Absurdly Driven looks at the world of business with a skeptical eye and a firmly rooted tongue in cheek
Many traditional fast food restaurants are slowly being left behind.
It’s not that customers don’t crave their greasy goodness.
It’s that many fast food restaurant brands feel a touch old-fashioned and new rivals have come along, offering a heady recipe of a more exciting brand and better food.
This has led the likes of McDonald’s to experiment with, for example, touchscreen ordering.
Never, though, has one of the monolithic fast food brands tried what this KFC is doing.
As the South China Morning Post reports, a KFC-owned restaurant called KPRO — an oddly healthy place that serves salads, panini and fresh juice — is allowing customers to pay with a smile.
I tried getting away with something similar in one or two restaurants during my teens. It didn’t work well, as the owners quickly demanded, well, money. Or else.
Here, though, you walk up to a large screen. You use a touchscreen to select the very healthy food you’d like to quickly consume.
Then you click on the Smile To Pay feature.
It uses facial recognition to decide who you are.
Then it asks you to enter your phone number, for a little extra authentication.
This could be a little awkward if there are people standing behind you.

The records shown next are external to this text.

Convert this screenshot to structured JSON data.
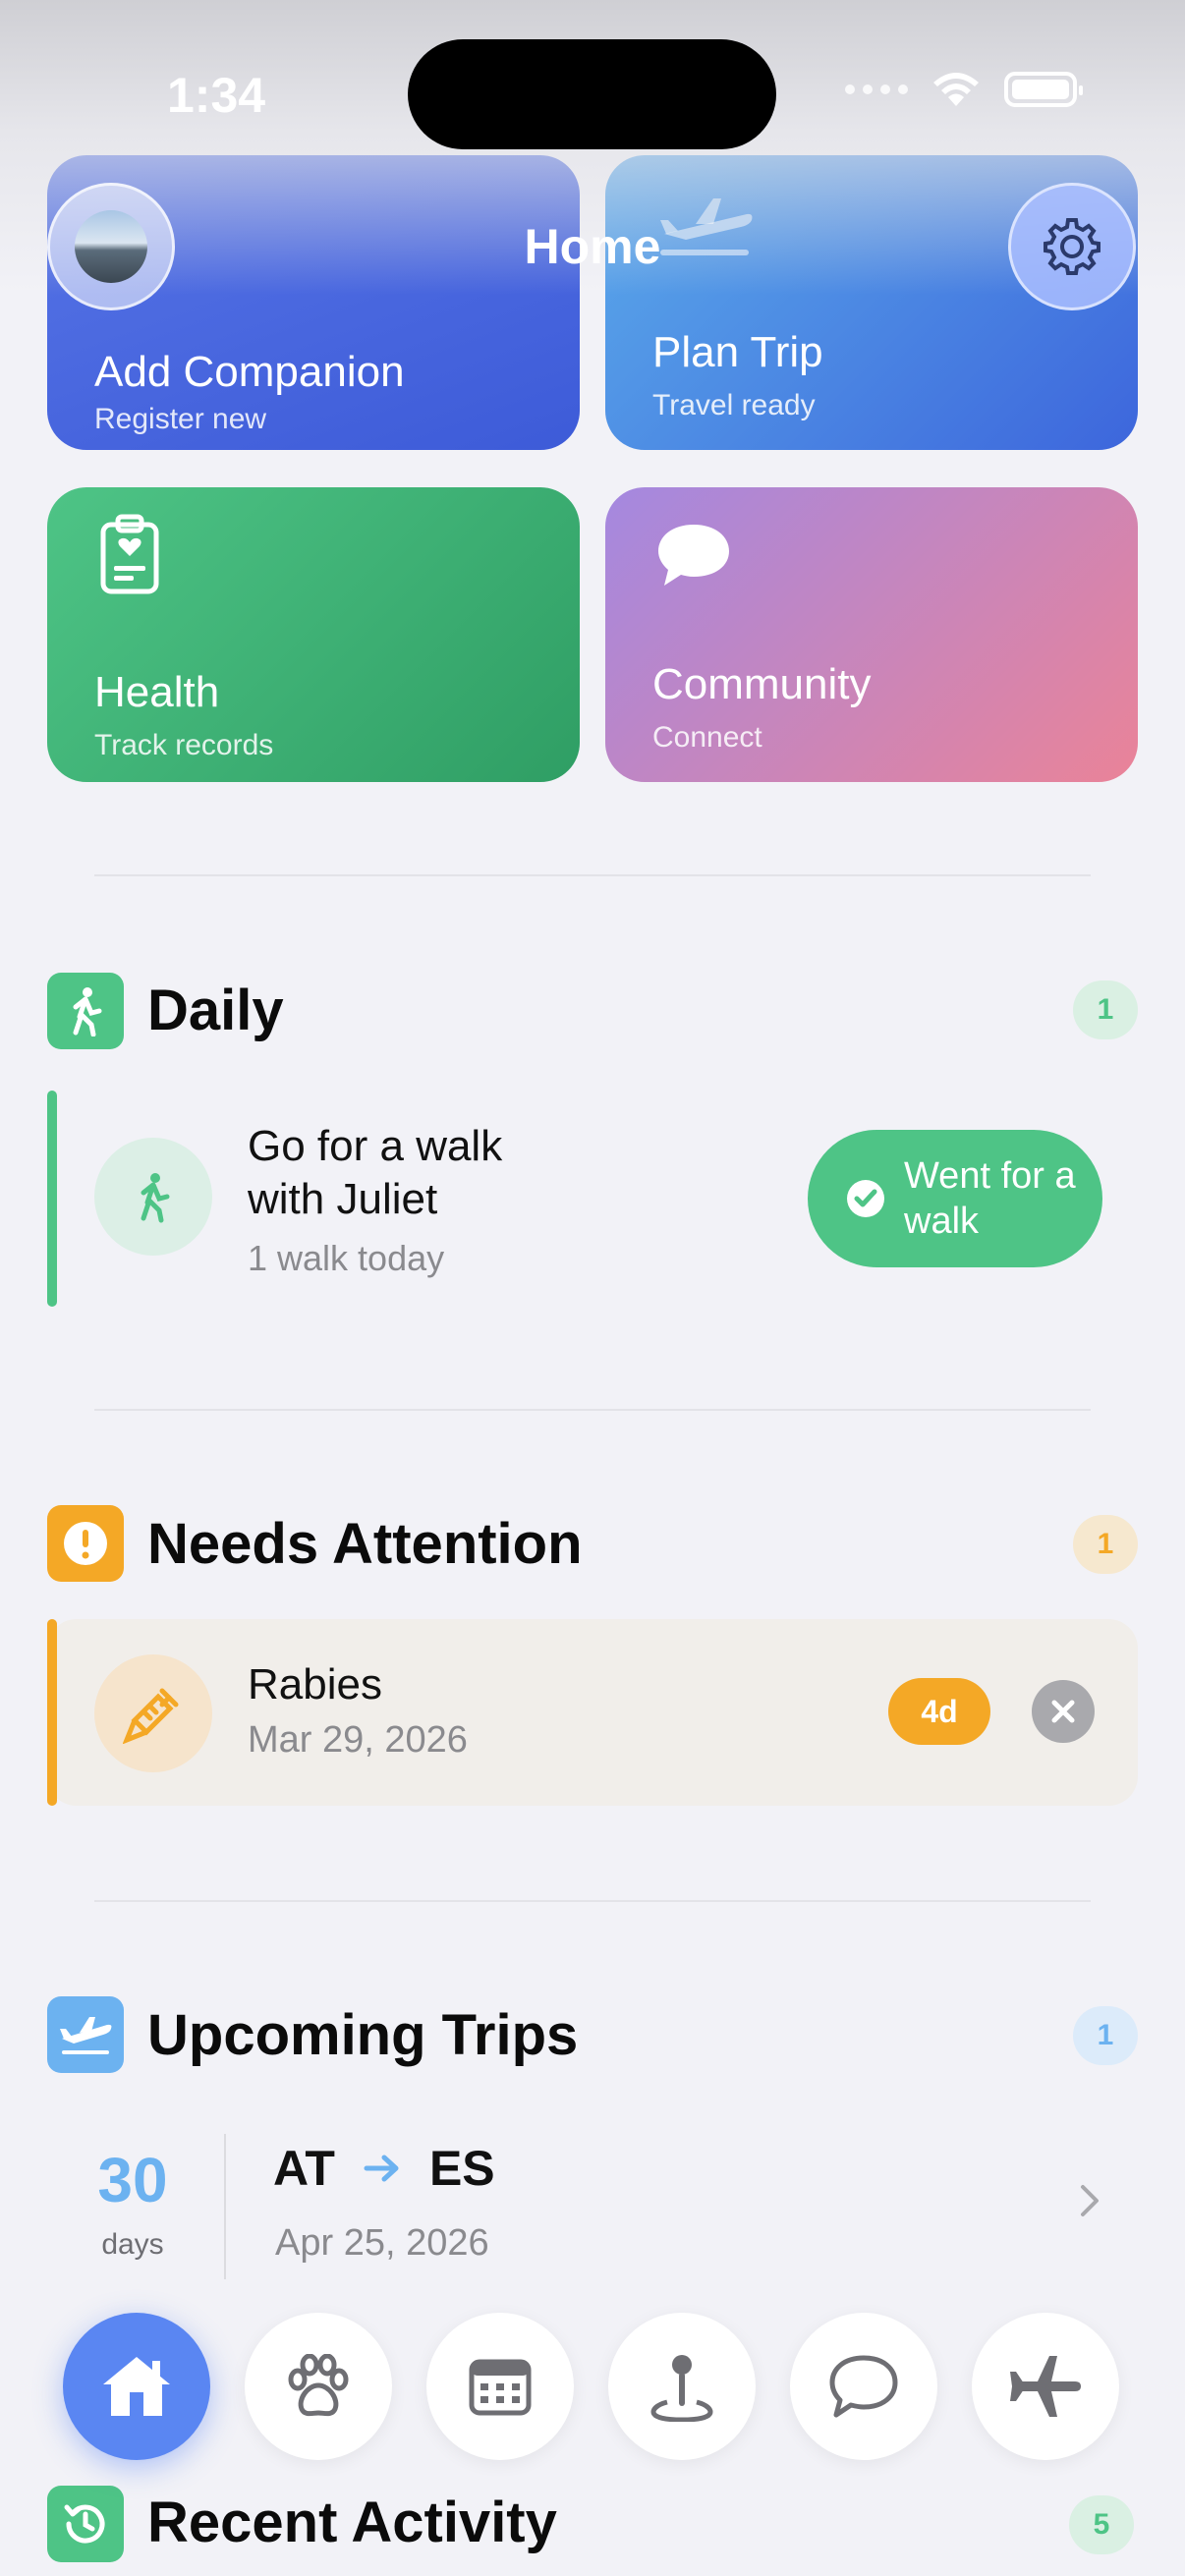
{
  "status_bar": {
    "time": "1:34"
  },
  "header": {
    "title": "Home"
  },
  "tiles": [
    {
      "title": "Add Companion",
      "subtitle": "Register new"
    },
    {
      "title": "Plan Trip",
      "subtitle": "Travel ready"
    },
    {
      "title": "Health",
      "subtitle": "Track records"
    },
    {
      "title": "Community",
      "subtitle": "Connect"
    }
  ],
  "daily": {
    "title": "Daily",
    "count": "1",
    "task_title": "Go for a walk with Juliet",
    "task_subtitle": "1 walk today",
    "action_label": "Went for a walk"
  },
  "attention": {
    "title": "Needs Attention",
    "count": "1",
    "item_title": "Rabies",
    "item_date": "Mar 29, 2026",
    "item_badge": "4d"
  },
  "trips": {
    "title": "Upcoming Trips",
    "count": "1",
    "days_value": "30",
    "days_label": "days",
    "from": "AT",
    "to": "ES",
    "date": "Apr 25, 2026"
  },
  "recent": {
    "title": "Recent Activity",
    "count": "5"
  },
  "nav": {
    "items": [
      "home-icon",
      "paw-icon",
      "calendar-icon",
      "map-pin-icon",
      "chat-icon",
      "airplane-icon"
    ],
    "active_index": 0
  },
  "colors": {
    "green": "#4EC486",
    "orange": "#F4A826",
    "blue": "#6CB2F0",
    "accent": "#5A86F2",
    "background": "#F2F2F7"
  }
}
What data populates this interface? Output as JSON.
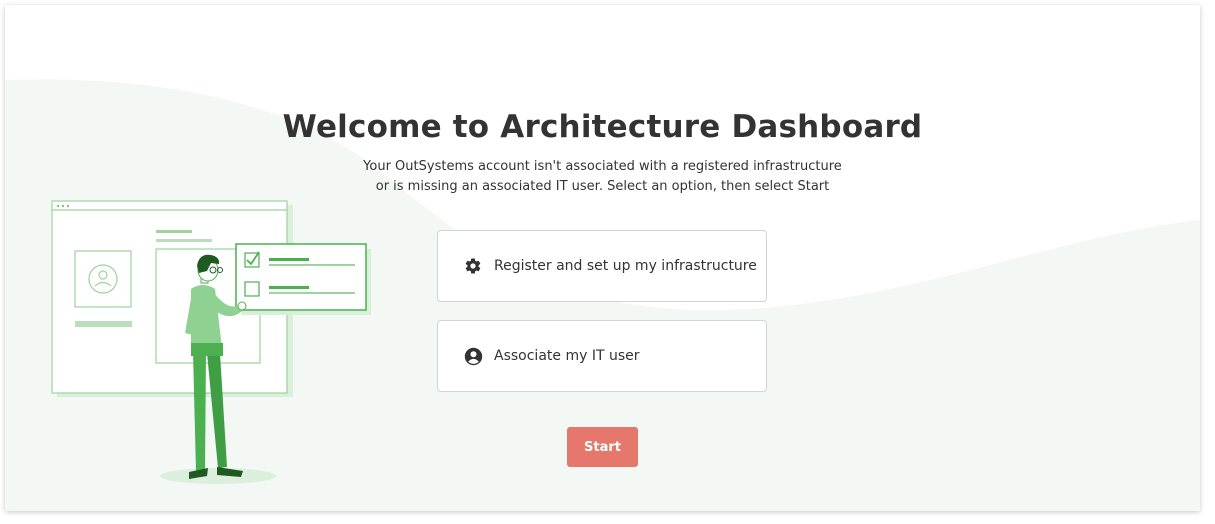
{
  "page": {
    "title": "Welcome to Architecture Dashboard",
    "subtitle_line1": "Your OutSystems account isn't associated with a registered infrastructure",
    "subtitle_line2": "or is missing an associated IT user. Select an option, then select Start"
  },
  "options": [
    {
      "label": "Register and set up my infrastructure",
      "icon": "gear-icon"
    },
    {
      "label": "Associate my IT user",
      "icon": "user-circle-icon"
    }
  ],
  "start_button": {
    "label": "Start",
    "color": "#e5776d"
  },
  "colors": {
    "accent_green": "#4caf50",
    "light_green": "#d8efd9",
    "background_wave": "#f3f8f4",
    "text": "#333333"
  }
}
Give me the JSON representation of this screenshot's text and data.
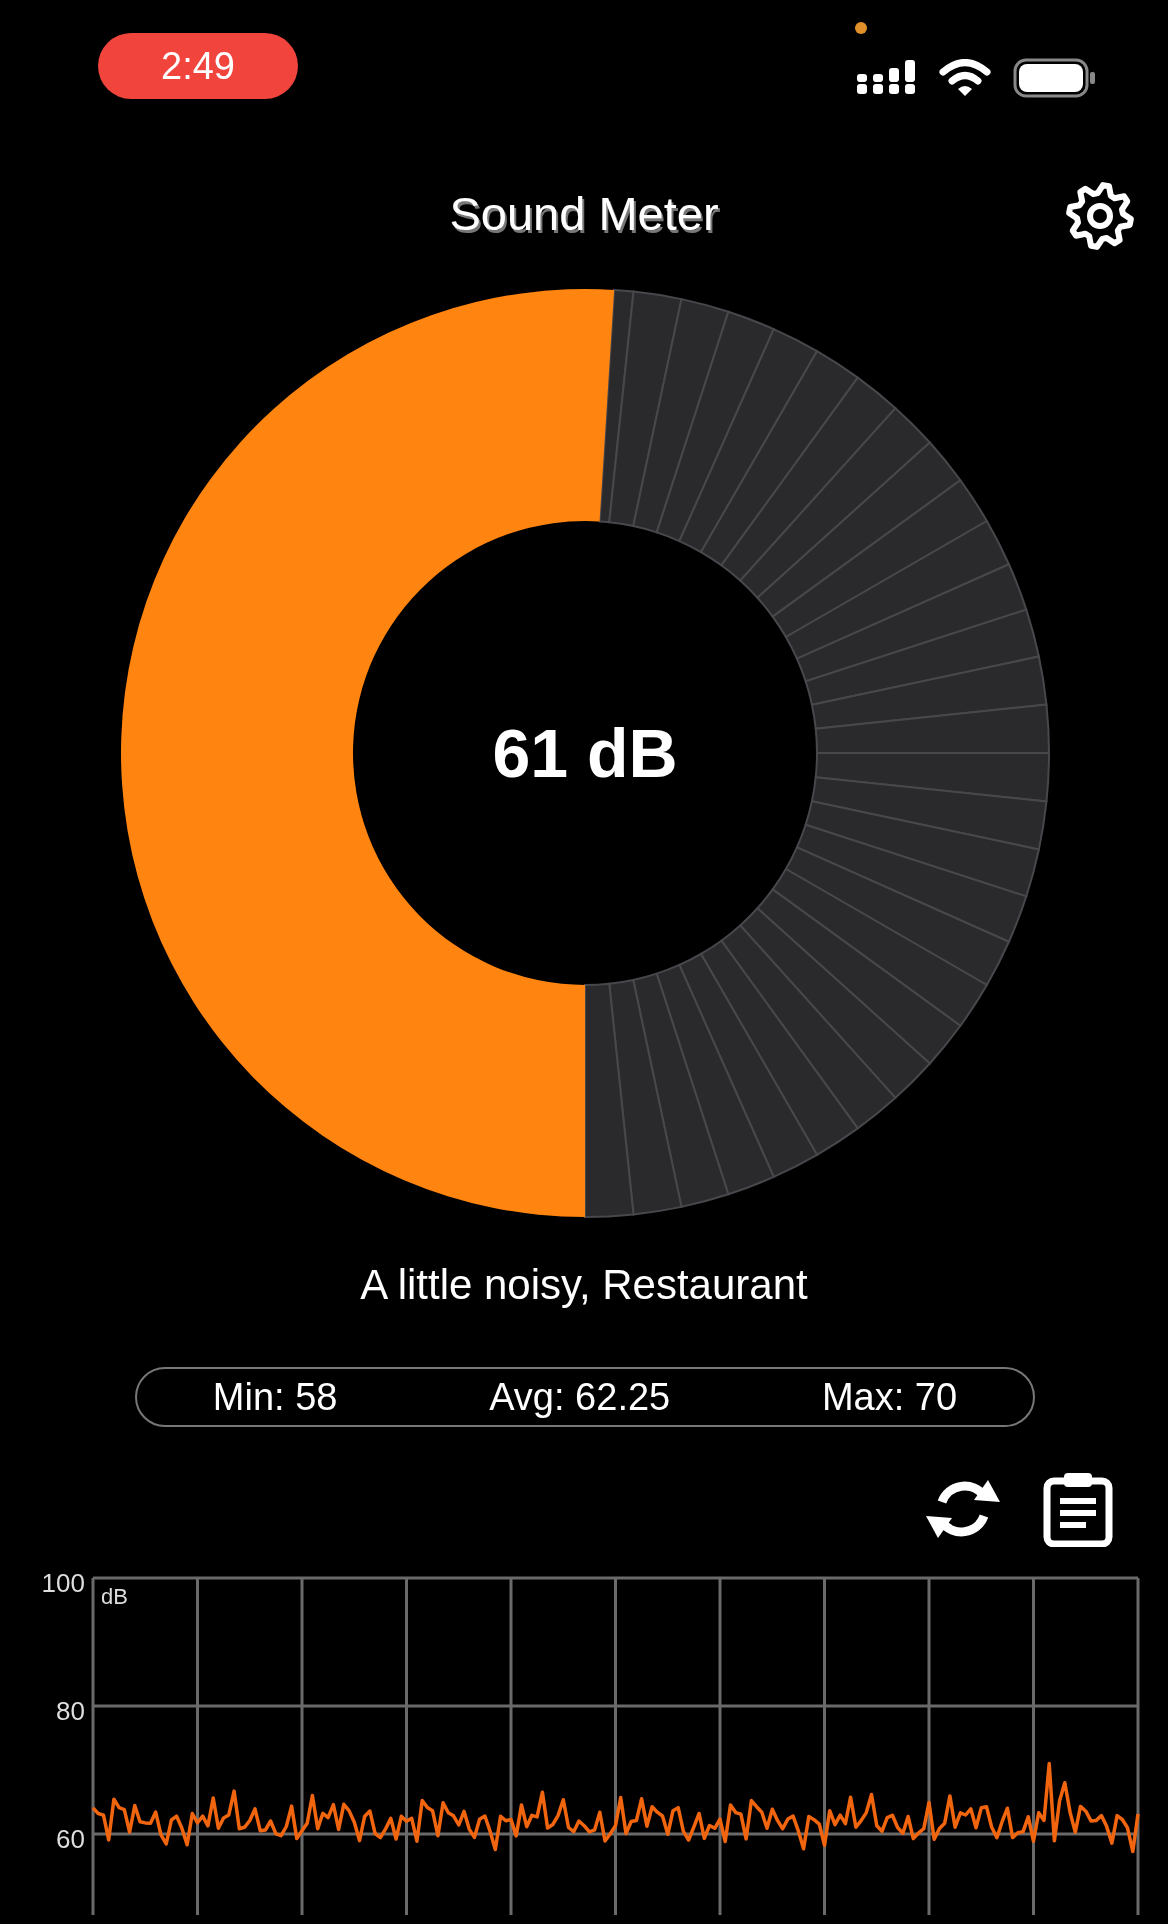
{
  "status_bar": {
    "time": "2:49"
  },
  "header": {
    "title": "Sound Meter"
  },
  "gauge": {
    "reading": "61 dB"
  },
  "description": "A little noisy, Restaurant",
  "stats": [
    "Min: 58",
    "Avg: 62.25",
    "Max: 70"
  ],
  "chart": {
    "unit": "dB",
    "y_labels": [
      "100",
      "80",
      "60"
    ]
  }
}
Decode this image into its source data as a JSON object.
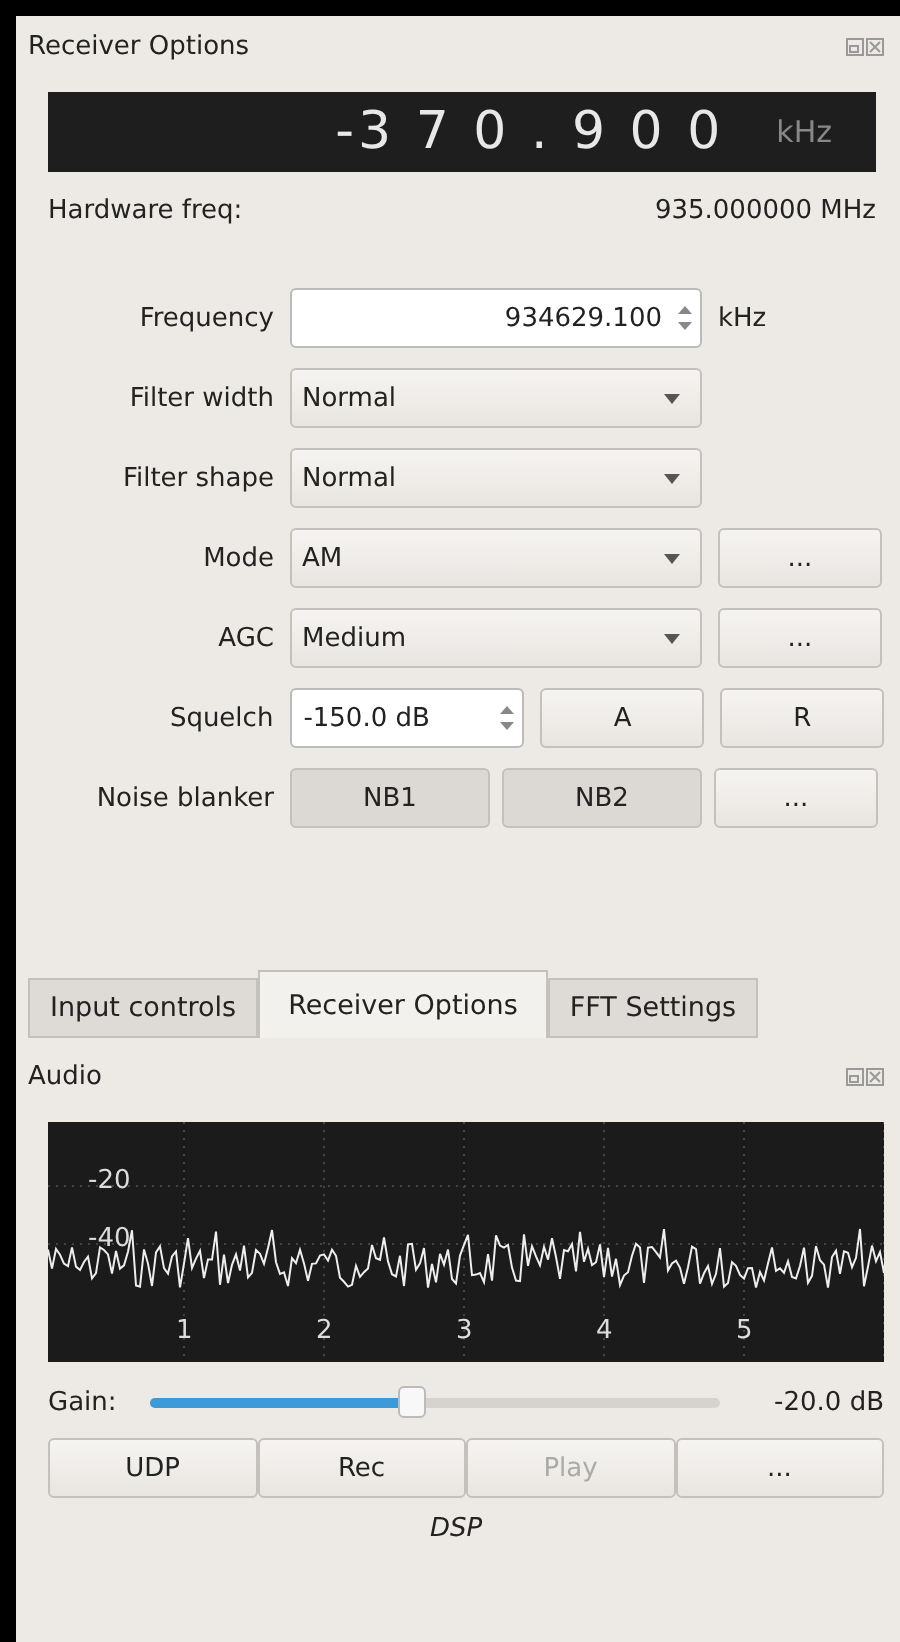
{
  "receiver_panel": {
    "title": "Receiver Options",
    "display": {
      "value": "-3 7 0 . 9 0 0",
      "unit": "kHz"
    },
    "hardware": {
      "label": "Hardware freq:",
      "value": "935.000000 MHz"
    },
    "rows": [
      {
        "kind": "spin-unit",
        "label": "Frequency",
        "value": "934629.100",
        "unit": "kHz"
      },
      {
        "kind": "combo",
        "label": "Filter width",
        "value": "Normal"
      },
      {
        "kind": "combo",
        "label": "Filter shape",
        "value": "Normal"
      },
      {
        "kind": "combo-more",
        "label": "Mode",
        "value": "AM",
        "more": "..."
      },
      {
        "kind": "combo-more",
        "label": "AGC",
        "value": "Medium",
        "more": "..."
      },
      {
        "kind": "squelch",
        "label": "Squelch",
        "value": "-150.0 dB",
        "buttons": [
          "A",
          "R"
        ]
      },
      {
        "kind": "toggles",
        "label": "Noise blanker",
        "buttons": [
          "NB1",
          "NB2"
        ],
        "more": "..."
      }
    ]
  },
  "tabs": [
    {
      "label": "Input controls",
      "selected": false
    },
    {
      "label": "Receiver Options",
      "selected": true
    },
    {
      "label": "FFT Settings",
      "selected": false
    }
  ],
  "audio_panel": {
    "title": "Audio",
    "spectrum": {
      "y_labels": [
        "-20",
        "-40"
      ],
      "x_labels": [
        "1",
        "2",
        "3",
        "4",
        "5"
      ]
    },
    "gain": {
      "label": "Gain:",
      "level": 0.46,
      "reading": "-20.0 dB"
    },
    "buttons": [
      {
        "label": "UDP",
        "disabled": false
      },
      {
        "label": "Rec",
        "disabled": false
      },
      {
        "label": "Play",
        "disabled": true
      },
      {
        "label": "...",
        "disabled": false
      }
    ],
    "dsp_label": "DSP"
  }
}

Don’t these technologists care about privacy? Oh, you know the answer to that one.
Once you’ve ordered, you go and sit down and your food is magically delivered by someone who, one hopes, doesn’t say: “We know where you live.”
KFC worked with Ant Financial, part of the vast Alibaba Group, to create this system, one that will surely make people feel so very modern.
Some might look at the video and think that all this button-pushing and pausing to take a picture isn’t all that fast.
It’s also gloriously impersonal.
Then again, isn’t that what technology would prefer we become? A face and a phone number, rather than, say, a living, breathing, purse-bearing, picky-eating human.
From finger-lickin’ good to face-bearin’ payin’.
This is progress.